And even nearly a decade later in 1994, when I devoted a whole chapter in my first book Male Impersonators to explaining the homoerotics of that outrageous movie, plenty of people still wouldn’t have Top Gun‘s heterosexuality impugned.

Later the same year Quentin Tarantino made a cameo appearance in the movie Sleep With Me, essentially making the same argument, Toby Young, then editor of The Modern Review and Tarantino fanboy, was moved to write a long essay in the The Sunday Times defending his favourite movie’s heterosexuality from Simpson and Tarantino’s filthy calumnies.

Mr Young’s clinching argument? Top Gun HAD to be straight because he’d watched it twenty times – and he’s straight.

But now that everyone and his mother thinks Top Gun – and Tom Cruise – gay, I’m no longer quite so sure….

In fact, what I told Mr Young in 1994 when he rang me for a quote for his piece was this: “Of course Top Gun isn’t a ‘gay movie’ – but it’s clearly, flagrantly not a straight one either.” I think I’ll stick with that.

Perhaps we’re all more knowing now. Perhaps more people are clued-up about homoerotics. Perhaps it’s down to the Interweb making all the ‘incriminating’ clips always available. Perhaps it’s all my fault. Though I suspect it’s more a case of the past being a foreign country – so ‘gayness’ can be safely projected onto something in the past, even if it was once what hundreds of millions of straight young men saw as the very epitome of aspirational heterosexuality.

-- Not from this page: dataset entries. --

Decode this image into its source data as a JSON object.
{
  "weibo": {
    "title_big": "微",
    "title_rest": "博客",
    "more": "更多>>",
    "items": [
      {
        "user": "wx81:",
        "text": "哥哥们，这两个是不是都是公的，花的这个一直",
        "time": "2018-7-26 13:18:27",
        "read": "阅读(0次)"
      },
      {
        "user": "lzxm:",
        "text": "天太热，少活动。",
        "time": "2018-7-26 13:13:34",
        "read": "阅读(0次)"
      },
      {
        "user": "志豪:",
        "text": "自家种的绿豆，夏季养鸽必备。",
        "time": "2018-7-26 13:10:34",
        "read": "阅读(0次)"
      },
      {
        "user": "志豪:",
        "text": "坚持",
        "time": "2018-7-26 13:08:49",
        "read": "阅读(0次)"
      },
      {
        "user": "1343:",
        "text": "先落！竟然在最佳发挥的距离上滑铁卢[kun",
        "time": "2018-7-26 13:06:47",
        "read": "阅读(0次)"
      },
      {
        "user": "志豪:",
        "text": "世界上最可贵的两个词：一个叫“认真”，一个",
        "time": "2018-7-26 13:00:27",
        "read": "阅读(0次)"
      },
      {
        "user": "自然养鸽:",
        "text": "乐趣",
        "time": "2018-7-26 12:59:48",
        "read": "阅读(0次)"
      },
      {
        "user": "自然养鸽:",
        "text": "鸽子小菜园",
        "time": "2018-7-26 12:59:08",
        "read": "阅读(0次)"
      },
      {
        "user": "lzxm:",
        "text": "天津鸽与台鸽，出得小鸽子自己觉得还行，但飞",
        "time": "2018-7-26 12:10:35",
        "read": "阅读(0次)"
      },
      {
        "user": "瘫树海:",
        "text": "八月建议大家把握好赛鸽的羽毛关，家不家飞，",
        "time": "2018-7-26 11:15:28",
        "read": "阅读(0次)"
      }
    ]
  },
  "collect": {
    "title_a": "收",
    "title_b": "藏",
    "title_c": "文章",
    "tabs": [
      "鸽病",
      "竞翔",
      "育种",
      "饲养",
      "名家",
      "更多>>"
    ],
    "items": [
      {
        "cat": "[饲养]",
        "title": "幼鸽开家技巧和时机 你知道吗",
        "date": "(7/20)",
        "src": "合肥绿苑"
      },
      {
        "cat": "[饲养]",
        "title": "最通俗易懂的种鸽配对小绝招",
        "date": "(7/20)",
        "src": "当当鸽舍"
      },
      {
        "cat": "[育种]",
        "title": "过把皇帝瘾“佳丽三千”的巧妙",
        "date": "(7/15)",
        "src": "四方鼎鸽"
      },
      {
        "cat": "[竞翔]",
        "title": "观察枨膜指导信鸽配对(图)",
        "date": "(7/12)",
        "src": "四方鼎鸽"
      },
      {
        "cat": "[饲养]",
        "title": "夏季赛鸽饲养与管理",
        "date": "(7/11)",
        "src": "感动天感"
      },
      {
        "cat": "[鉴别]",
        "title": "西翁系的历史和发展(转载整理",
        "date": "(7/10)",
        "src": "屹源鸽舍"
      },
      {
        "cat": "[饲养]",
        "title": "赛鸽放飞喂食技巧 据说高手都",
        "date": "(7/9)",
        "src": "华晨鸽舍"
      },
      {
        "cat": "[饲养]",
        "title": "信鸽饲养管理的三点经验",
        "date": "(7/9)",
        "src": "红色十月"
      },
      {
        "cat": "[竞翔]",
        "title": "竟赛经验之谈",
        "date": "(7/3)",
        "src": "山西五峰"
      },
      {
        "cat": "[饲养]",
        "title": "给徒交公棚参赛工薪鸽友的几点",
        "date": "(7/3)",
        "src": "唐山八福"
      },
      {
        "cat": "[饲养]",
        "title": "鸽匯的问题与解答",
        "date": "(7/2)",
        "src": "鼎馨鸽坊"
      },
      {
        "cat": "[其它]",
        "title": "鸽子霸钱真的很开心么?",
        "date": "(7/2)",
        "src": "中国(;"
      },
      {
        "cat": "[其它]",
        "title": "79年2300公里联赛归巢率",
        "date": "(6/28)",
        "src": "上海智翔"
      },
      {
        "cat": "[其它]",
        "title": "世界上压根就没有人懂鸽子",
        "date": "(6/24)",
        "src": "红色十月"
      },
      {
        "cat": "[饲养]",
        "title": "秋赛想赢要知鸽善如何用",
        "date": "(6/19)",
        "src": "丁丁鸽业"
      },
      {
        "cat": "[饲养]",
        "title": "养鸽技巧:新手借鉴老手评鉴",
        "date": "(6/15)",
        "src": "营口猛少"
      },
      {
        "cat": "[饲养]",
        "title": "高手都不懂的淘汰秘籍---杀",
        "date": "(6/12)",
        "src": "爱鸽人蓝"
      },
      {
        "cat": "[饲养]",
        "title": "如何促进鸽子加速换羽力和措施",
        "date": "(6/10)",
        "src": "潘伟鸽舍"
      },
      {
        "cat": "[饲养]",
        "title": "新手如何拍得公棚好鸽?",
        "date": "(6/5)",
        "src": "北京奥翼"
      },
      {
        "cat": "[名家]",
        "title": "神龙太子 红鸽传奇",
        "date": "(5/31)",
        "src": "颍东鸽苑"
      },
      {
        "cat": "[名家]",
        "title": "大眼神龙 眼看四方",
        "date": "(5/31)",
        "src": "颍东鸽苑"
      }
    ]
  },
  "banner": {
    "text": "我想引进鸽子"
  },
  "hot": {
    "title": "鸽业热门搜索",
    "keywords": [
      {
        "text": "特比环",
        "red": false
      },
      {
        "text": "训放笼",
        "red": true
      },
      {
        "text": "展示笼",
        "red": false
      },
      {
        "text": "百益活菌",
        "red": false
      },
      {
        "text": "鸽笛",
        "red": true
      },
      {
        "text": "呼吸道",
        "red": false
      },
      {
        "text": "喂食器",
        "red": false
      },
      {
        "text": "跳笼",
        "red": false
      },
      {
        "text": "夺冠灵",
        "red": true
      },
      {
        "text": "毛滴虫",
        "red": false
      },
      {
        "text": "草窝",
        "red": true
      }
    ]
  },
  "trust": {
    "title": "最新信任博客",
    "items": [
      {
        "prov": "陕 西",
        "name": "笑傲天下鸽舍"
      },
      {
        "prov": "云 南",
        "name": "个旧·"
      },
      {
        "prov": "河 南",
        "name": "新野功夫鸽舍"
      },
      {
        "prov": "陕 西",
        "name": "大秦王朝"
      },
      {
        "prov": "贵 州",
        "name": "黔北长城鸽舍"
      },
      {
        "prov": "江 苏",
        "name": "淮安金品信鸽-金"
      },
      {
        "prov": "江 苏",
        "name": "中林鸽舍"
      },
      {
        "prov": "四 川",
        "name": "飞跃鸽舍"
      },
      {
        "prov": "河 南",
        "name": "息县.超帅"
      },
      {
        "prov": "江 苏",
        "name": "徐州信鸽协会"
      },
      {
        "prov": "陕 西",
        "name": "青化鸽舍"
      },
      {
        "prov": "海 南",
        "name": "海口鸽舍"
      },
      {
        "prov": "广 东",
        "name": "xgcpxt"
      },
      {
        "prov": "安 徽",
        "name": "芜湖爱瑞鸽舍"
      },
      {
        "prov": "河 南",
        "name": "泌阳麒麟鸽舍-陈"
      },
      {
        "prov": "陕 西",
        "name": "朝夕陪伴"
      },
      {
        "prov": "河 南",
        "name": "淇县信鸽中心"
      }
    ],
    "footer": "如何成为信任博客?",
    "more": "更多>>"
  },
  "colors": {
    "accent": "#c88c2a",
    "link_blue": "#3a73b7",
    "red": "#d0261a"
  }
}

I’d better end there as I’m off to the movies – to see Warrior.

Tip: DAKrolak

Copyright © 1994 - 2017 Mark Simpson All Rights Reserved.